Recently India, for the first time in the history of cricket, won a series against Srilanka in Srilanka. Applause… and more of standing ovation. Even so, we lamely lost the last match of this series. Shame…
In a causal analysis, BCCI found that the team lags consistency. The selection committee was also informed that there are lots of talents out there in the usual mass, in particular in rural areas, which we can explore, for better results. So the selection committee decided to go on for a field trip to rural parts of the country to try and find some young and consistent talent.
They finally found one, whose matches they watched for a week and decided to bring him to the team after a little interview. The rural player was called for an interview just for the sake of it…
Interview went like this
Selection Committee member (SC): How do you feel when you are out there in the middle to do the job?
Rural Person (RP): I feel I am responsible for getting the right result. So, I tend to be more “focused” and pay “full attention” without any diversion. One needs to stay focused to get the correct and desired result.
SC: I agree. “Focus” is more important. But what about “Style”? Don’t you think “Style” is also vital?

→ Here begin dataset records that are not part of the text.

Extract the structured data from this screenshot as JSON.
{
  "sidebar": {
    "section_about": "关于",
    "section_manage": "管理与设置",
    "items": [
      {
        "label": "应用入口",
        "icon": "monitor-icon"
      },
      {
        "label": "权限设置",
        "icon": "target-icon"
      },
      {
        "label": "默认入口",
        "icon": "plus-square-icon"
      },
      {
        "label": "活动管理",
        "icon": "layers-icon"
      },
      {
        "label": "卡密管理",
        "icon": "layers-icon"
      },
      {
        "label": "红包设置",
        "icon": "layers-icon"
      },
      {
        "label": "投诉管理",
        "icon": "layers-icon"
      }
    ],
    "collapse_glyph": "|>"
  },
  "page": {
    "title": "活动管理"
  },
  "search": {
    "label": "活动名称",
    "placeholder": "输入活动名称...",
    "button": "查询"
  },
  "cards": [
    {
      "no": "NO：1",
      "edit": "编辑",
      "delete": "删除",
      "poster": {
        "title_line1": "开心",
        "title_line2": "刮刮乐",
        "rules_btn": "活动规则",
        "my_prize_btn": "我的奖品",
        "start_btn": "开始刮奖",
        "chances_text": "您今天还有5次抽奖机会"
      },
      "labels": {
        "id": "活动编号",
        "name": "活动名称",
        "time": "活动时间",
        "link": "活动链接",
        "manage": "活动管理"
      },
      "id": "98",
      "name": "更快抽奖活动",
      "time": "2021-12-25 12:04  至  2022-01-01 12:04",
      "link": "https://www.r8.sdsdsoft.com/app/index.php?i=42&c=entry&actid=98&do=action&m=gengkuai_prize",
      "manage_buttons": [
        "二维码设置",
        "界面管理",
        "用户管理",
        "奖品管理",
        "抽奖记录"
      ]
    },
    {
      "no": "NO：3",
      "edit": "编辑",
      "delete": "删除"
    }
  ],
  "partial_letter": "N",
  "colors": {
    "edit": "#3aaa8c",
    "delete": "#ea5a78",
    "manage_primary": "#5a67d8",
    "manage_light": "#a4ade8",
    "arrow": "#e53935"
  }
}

RP: Yes, absolutely vital because “Style” differentiates one from the rest of the crowd.
SC: What about M.S. Dhoni? People sometimes complain about his style.
RP: In my perspective, everyone has got their own style. There is no problem in Dhoni’s style. Some people won’t like it; that doesn’t mean he is not stylish. Anyways, he has changed a lot from what he was. I like both his current as well as his earlier styles.

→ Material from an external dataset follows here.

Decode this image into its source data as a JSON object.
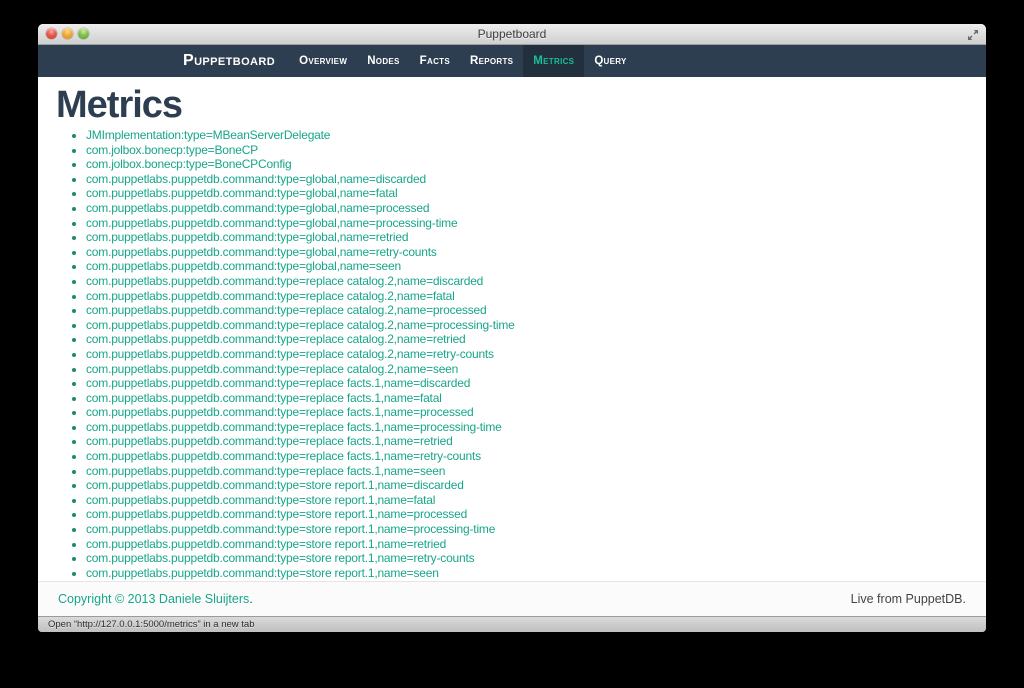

SC: Good to know that you have watched Dhoni so closely.
RP: I do watch Dhoni a lot, for his styles. He sport different styles at different time. In fact I adore his stylish “Cut” and try it out whenever possible. Friends like it because I cut exactly like him.
SC: Oooh. That’s amazing to know. We have not watched his cuts so closely. We felt he is just doing whatever he can and never observed his cutting style. Good that you are trying to learn from others.

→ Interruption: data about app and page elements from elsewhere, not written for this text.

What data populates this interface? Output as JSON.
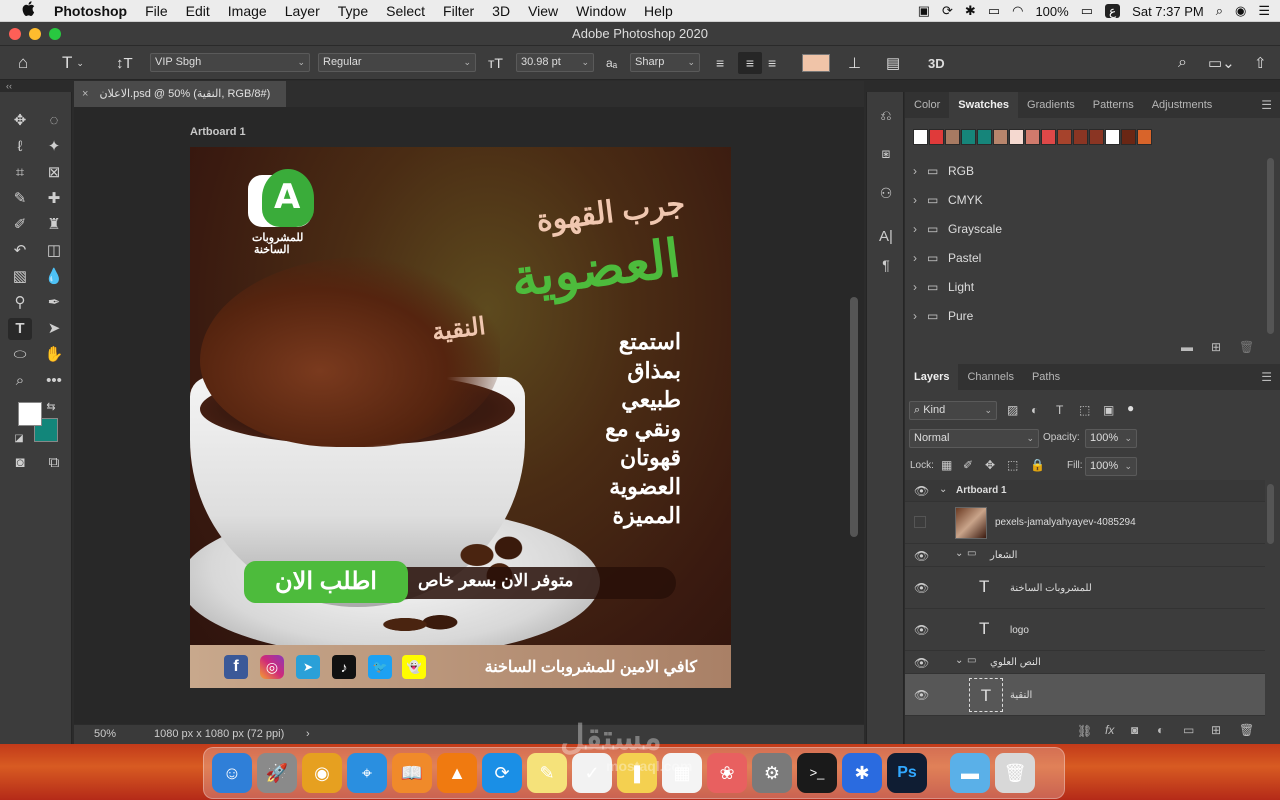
{
  "menubar": {
    "apple": "",
    "app_name": "Photoshop",
    "items": [
      "File",
      "Edit",
      "Image",
      "Layer",
      "Type",
      "Select",
      "Filter",
      "3D",
      "View",
      "Window",
      "Help"
    ],
    "battery": "100%",
    "input_lang": "ع",
    "clock": "Sat 7:37 PM"
  },
  "window": {
    "title": "Adobe Photoshop 2020"
  },
  "options": {
    "font_family": "VIP Sbgh",
    "font_style": "Regular",
    "font_size": "30.98 pt",
    "aa_label": "aₐ",
    "antialias": "Sharp",
    "threeD": "3D",
    "text_color": "#f0c4a8"
  },
  "document": {
    "tab_label": "الاعلان.psd @ 50% (النقية, RGB/8#)",
    "close_glyph": "×",
    "artboard_label": "Artboard 1",
    "zoom": "50%",
    "info": "1080 px x 1080 px (72 ppi)"
  },
  "ad": {
    "logo_letter": "A",
    "logo_caption_1": "للمشروبات",
    "logo_caption_2": "الساخنة",
    "headline_1": "جرب القهوة",
    "headline_2": "العضوية",
    "headline_3": "النقية",
    "body": [
      "استمتع",
      "بمذاق",
      "طبيعي",
      "ونقي مع",
      "قهوتان",
      "العضوية",
      "المميزة"
    ],
    "cta_button": "اطلب الان",
    "cta_text": "متوفر الان بسعر خاص",
    "footer": "كافي الامين للمشروبات الساخنة",
    "social": [
      "f",
      "◎",
      "➤",
      "♪",
      "🐦",
      "👻"
    ]
  },
  "tools": {
    "fg_color": "#ffffff",
    "bg_color": "#12867a"
  },
  "swatches": {
    "tabs": [
      "Color",
      "Swatches",
      "Gradients",
      "Patterns",
      "Adjustments"
    ],
    "active_tab": "Swatches",
    "colors": [
      "#ffffff",
      "#e03a3a",
      "#a77a62",
      "#16857a",
      "#16857a",
      "#b8856c",
      "#f5d9d0",
      "#d07a6c",
      "#de4848",
      "#a6432c",
      "#8a3523",
      "#8a3523",
      "#ffffff",
      "#6a2614",
      "#d8642a"
    ],
    "folders": [
      "RGB",
      "CMYK",
      "Grayscale",
      "Pastel",
      "Light",
      "Pure"
    ]
  },
  "layers": {
    "tabs": [
      "Layers",
      "Channels",
      "Paths"
    ],
    "active_tab": "Layers",
    "kind": "Kind",
    "blend": "Normal",
    "opacity_label": "Opacity:",
    "opacity": "100%",
    "lock_label": "Lock:",
    "fill_label": "Fill:",
    "fill": "100%",
    "items": [
      {
        "name": "Artboard 1",
        "kind": "artboard"
      },
      {
        "name": "pexels-jamalyahyayev-4085294",
        "kind": "image"
      },
      {
        "name": "الشعار",
        "kind": "group"
      },
      {
        "name": "للمشروبات الساخنة",
        "kind": "text"
      },
      {
        "name": "logo",
        "kind": "text"
      },
      {
        "name": "النص العلوي",
        "kind": "group"
      },
      {
        "name": "النقية",
        "kind": "text"
      }
    ]
  },
  "dock": {
    "watermark_text": "مستقل",
    "watermark_sub": "mostaql.com",
    "apps": [
      {
        "name": "Finder",
        "glyph": "☺",
        "color": "#2f7fd8"
      },
      {
        "name": "Launchpad",
        "glyph": "🚀",
        "color": "#8a8a8a"
      },
      {
        "name": "Chrome",
        "glyph": "◉",
        "color": "#e6a020"
      },
      {
        "name": "Safari",
        "glyph": "⌖",
        "color": "#2a8fe0"
      },
      {
        "name": "Books",
        "glyph": "📖",
        "color": "#f08a2a"
      },
      {
        "name": "VLC",
        "glyph": "▲",
        "color": "#f07a10"
      },
      {
        "name": "SHAREit",
        "glyph": "⟳",
        "color": "#1a8fe6"
      },
      {
        "name": "Notes",
        "glyph": "✎",
        "color": "#f5e27a"
      },
      {
        "name": "Reminders",
        "glyph": "✓",
        "color": "#f2f2f2"
      },
      {
        "name": "Stickies",
        "glyph": "❚",
        "color": "#f4d050"
      },
      {
        "name": "Calendar",
        "glyph": "▦",
        "color": "#f4f4f4"
      },
      {
        "name": "Photos",
        "glyph": "❀",
        "color": "#e86060"
      },
      {
        "name": "System Preferences",
        "glyph": "⚙",
        "color": "#7a7a7a"
      },
      {
        "name": "Terminal",
        "glyph": ">_",
        "color": "#1a1a1a"
      },
      {
        "name": "Bluetooth",
        "glyph": "✱",
        "color": "#2a6be0"
      },
      {
        "name": "Photoshop",
        "glyph": "Ps",
        "color": "#0f1d33"
      },
      {
        "name": "Folder",
        "glyph": "▬",
        "color": "#5ab0e8"
      },
      {
        "name": "Trash",
        "glyph": "🗑",
        "color": "#d8d8d8"
      }
    ]
  }
}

RP: Learning from self mistakes and learning from others are two important things. If I don’t learn from my mistakes, then I will never improve and may be that will become the end of my carrier. If I learn from others, I will have more varieties.
SC: I have no choice but to agree to you. You seem to observe people a lot. What’s your opinion about Shewag?
RP: I think he doesn’t care about anything. When I saw him initially, I thought it was Sachin who’s standing there. He used to have exact same style like Sachin. But when you look at him now, there is hardly any resemblance of Sachin. I think he doesn’t care about losing.
SC: I understand what you are saying. Sometimes people say he is a carefree person.
RP: Hmm… (chuckles in satisfaction because his point was taken yet again)
SC: I think you are good in cutting. Can you tell me about your sweeping skills? I think that is also very crucial.
RP: Very, very crucial indeed! A clean sweep is something that I always resort to. Sometimes my friends funnily comment I am better sweeper than a cutter. I tell them that just cutting, cutting and endless cutting might land me in a mess, if I don’t sweep at least once in a while. I feel one should know everything to do a job.
SC: That is very logical.
Interview went on and on. Only thing is that the rural person, being a barber, presumed that he was called for an interview for the post of a “barber” in some luxury hotel. Now, if you have more time, go back and reread the interview… J